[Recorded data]
------

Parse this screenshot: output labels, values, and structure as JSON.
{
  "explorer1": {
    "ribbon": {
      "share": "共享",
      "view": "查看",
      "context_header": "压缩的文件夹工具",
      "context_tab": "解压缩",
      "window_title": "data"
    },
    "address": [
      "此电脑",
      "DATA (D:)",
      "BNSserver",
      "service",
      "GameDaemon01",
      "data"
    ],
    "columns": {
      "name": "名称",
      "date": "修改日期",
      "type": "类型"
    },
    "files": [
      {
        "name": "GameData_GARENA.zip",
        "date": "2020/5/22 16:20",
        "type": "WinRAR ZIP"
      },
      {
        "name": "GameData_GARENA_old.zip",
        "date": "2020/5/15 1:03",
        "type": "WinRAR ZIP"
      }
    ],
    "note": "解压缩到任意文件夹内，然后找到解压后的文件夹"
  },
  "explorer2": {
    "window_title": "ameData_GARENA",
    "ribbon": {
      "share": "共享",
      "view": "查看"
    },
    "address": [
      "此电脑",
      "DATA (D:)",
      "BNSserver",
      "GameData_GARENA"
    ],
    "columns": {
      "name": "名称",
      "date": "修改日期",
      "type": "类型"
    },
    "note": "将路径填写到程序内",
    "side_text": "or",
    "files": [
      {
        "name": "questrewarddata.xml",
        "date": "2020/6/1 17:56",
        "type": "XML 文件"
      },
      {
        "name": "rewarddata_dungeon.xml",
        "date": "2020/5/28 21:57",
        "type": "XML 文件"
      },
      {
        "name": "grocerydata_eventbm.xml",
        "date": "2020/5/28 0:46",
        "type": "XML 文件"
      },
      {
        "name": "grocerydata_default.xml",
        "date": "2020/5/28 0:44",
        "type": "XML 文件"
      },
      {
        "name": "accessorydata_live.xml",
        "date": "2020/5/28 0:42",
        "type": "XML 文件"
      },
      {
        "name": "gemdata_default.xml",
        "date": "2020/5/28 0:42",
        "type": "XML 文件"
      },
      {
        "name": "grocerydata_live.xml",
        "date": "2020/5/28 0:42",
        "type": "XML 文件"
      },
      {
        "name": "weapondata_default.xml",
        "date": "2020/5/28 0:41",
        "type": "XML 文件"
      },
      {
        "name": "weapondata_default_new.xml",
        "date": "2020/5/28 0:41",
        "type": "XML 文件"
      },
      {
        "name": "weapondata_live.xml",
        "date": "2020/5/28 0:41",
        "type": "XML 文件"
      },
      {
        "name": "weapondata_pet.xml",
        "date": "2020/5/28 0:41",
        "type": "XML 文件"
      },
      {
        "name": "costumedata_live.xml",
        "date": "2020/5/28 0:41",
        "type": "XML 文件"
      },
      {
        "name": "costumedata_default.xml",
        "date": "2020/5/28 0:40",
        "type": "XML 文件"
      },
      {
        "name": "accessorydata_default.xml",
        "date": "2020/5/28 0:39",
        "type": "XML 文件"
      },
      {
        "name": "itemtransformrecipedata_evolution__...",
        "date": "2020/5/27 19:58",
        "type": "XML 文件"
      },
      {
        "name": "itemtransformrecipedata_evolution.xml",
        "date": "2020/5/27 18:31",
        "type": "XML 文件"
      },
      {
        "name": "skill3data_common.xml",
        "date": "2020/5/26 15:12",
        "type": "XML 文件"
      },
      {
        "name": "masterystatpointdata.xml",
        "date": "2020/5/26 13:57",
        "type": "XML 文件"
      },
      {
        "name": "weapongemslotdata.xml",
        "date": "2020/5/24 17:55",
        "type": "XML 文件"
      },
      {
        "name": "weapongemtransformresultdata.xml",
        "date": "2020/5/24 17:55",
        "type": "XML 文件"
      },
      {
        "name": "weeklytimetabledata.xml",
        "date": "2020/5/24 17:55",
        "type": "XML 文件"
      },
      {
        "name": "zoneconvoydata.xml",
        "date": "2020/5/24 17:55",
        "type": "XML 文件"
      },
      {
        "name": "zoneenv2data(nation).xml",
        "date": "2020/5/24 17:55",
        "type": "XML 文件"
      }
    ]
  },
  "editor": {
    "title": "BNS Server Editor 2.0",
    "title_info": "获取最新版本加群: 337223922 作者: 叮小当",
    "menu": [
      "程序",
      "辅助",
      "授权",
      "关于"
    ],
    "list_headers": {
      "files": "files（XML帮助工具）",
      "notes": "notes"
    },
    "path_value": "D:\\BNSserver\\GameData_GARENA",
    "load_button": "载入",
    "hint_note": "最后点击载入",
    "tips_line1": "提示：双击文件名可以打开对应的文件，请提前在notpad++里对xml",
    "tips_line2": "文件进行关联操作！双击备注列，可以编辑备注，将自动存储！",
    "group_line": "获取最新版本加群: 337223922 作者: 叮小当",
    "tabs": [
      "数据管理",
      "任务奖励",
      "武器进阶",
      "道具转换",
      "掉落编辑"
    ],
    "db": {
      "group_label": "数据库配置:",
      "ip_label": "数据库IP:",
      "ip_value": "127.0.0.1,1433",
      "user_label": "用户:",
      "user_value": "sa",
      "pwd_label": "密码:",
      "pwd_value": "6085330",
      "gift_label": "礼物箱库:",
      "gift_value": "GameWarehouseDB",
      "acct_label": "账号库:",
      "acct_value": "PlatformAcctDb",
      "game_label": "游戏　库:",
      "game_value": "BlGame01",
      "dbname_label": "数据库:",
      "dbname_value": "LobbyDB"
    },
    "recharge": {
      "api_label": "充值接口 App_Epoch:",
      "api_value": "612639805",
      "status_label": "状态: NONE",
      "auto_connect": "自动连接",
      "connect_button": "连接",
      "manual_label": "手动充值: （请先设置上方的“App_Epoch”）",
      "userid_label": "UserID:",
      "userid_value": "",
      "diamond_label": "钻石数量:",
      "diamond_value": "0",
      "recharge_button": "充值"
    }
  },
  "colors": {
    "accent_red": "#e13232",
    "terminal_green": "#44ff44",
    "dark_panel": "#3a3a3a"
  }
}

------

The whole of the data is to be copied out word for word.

■ **Output for this task**
Parse this screenshot: output labels, values, and structure as JSON.
{
  "explorer1": {
    "ribbon": {
      "share": "共享",
      "view": "查看",
      "context_header": "压缩的文件夹工具",
      "context_tab": "解压缩",
      "window_title": "data"
    },
    "address": [
      "此电脑",
      "DATA (D:)",
      "BNSserver",
      "service",
      "GameDaemon01",
      "data"
    ],
    "columns": {
      "name": "名称",
      "date": "修改日期",
      "type": "类型"
    },
    "files": [
      {
        "name": "GameData_GARENA.zip",
        "date": "2020/5/22 16:20",
        "type": "WinRAR ZIP"
      },
      {
        "name": "GameData_GARENA_old.zip",
        "date": "2020/5/15 1:03",
        "type": "WinRAR ZIP"
      }
    ],
    "note": "解压缩到任意文件夹内，然后找到解压后的文件夹"
  },
  "explorer2": {
    "window_title": "ameData_GARENA",
    "ribbon": {
      "share": "共享",
      "view": "查看"
    },
    "address": [
      "此电脑",
      "DATA (D:)",
      "BNSserver",
      "GameData_GARENA"
    ],
    "columns": {
      "name": "名称",
      "date": "修改日期",
      "type": "类型"
    },
    "note": "将路径填写到程序内",
    "side_text": "or",
    "files": [
      {
        "name": "questrewarddata.xml",
        "date": "2020/6/1 17:56",
        "type": "XML 文件"
      },
      {
        "name": "rewarddata_dungeon.xml",
        "date": "2020/5/28 21:57",
        "type": "XML 文件"
      },
      {
        "name": "grocerydata_eventbm.xml",
        "date": "2020/5/28 0:46",
        "type": "XML 文件"
      },
      {
        "name": "grocerydata_default.xml",
        "date": "2020/5/28 0:44",
        "type": "XML 文件"
      },
      {
        "name": "accessorydata_live.xml",
        "date": "2020/5/28 0:42",
        "type": "XML 文件"
      },
      {
        "name": "gemdata_default.xml",
        "date": "2020/5/28 0:42",
        "type": "XML 文件"
      },
      {
        "name": "grocerydata_live.xml",
        "date": "2020/5/28 0:42",
        "type": "XML 文件"
      },
      {
        "name": "weapondata_default.xml",
        "date": "2020/5/28 0:41",
        "type": "XML 文件"
      },
      {
        "name": "weapondata_default_new.xml",
        "date": "2020/5/28 0:41",
        "type": "XML 文件"
      },
      {
        "name": "weapondata_live.xml",
        "date": "2020/5/28 0:41",
        "type": "XML 文件"
      },
      {
        "name": "weapondata_pet.xml",
        "date": "2020/5/28 0:41",
        "type": "XML 文件"
      },
      {
        "name": "costumedata_live.xml",
        "date": "2020/5/28 0:41",
        "type": "XML 文件"
      },
      {
        "name": "costumedata_default.xml",
        "date": "2020/5/28 0:40",
        "type": "XML 文件"
      },
      {
        "name": "accessorydata_default.xml",
        "date": "2020/5/28 0:39",
        "type": "XML 文件"
      },
      {
        "name": "itemtransformrecipedata_evolution__...",
        "date": "2020/5/27 19:58",
        "type": "XML 文件"
      },
      {
        "name": "itemtransformrecipedata_evolution.xml",
        "date": "2020/5/27 18:31",
        "type": "XML 文件"
      },
      {
        "name": "skill3data_common.xml",
        "date": "2020/5/26 15:12",
        "type": "XML 文件"
      },
      {
        "name": "masterystatpointdata.xml",
        "date": "2020/5/26 13:57",
        "type": "XML 文件"
      },
      {
        "name": "weapongemslotdata.xml",
        "date": "2020/5/24 17:55",
        "type": "XML 文件"
      },
      {
        "name": "weapongemtransformresultdata.xml",
        "date": "2020/5/24 17:55",
        "type": "XML 文件"
      },
      {
        "name": "weeklytimetabledata.xml",
        "date": "2020/5/24 17:55",
        "type": "XML 文件"
      },
      {
        "name": "zoneconvoydata.xml",
        "date": "2020/5/24 17:55",
        "type": "XML 文件"
      },
      {
        "name": "zoneenv2data(nation).xml",
        "date": "2020/5/24 17:55",
        "type": "XML 文件"
      }
    ]
  },
  "editor": {
    "title": "BNS Server Editor 2.0",
    "title_info": "获取最新版本加群: 337223922 作者: 叮小当",
    "menu": [
      "程序",
      "辅助",
      "授权",
      "关于"
    ],
    "list_headers": {
      "files": "files（XML帮助工具）",
      "notes": "notes"
    },
    "path_value": "D:\\BNSserver\\GameData_GARENA",
    "load_button": "载入",
    "hint_note": "最后点击载入",
    "tips_line1": "提示：双击文件名可以打开对应的文件，请提前在notpad++里对xml",
    "tips_line2": "文件进行关联操作！双击备注列，可以编辑备注，将自动存储！",
    "group_line": "获取最新版本加群: 337223922 作者: 叮小当",
    "tabs": [
      "数据管理",
      "任务奖励",
      "武器进阶",
      "道具转换",
      "掉落编辑"
    ],
    "db": {
      "group_label": "数据库配置:",
      "ip_label": "数据库IP:",
      "ip_value": "127.0.0.1,1433",
      "user_label": "用户:",
      "user_value": "sa",
      "pwd_label": "密码:",
      "pwd_value": "6085330",
      "gift_label": "礼物箱库:",
      "gift_value": "GameWarehouseDB",
      "acct_label": "账号库:",
      "acct_value": "PlatformAcctDb",
      "game_label": "游戏　库:",
      "game_value": "BlGame01",
      "dbname_label": "数据库:",
      "dbname_value": "LobbyDB"
    },
    "recharge": {
      "api_label": "充值接口 App_Epoch:",
      "api_value": "612639805",
      "status_label": "状态: NONE",
      "auto_connect": "自动连接",
      "connect_button": "连接",
      "manual_label": "手动充值: （请先设置上方的“App_Epoch”）",
      "userid_label": "UserID:",
      "userid_value": "",
      "diamond_label": "钻石数量:",
      "diamond_value": "0",
      "recharge_button": "充值"
    }
  },
  "colors": {
    "accent_red": "#e13232",
    "terminal_green": "#44ff44",
    "dark_panel": "#3a3a3a"
  }
}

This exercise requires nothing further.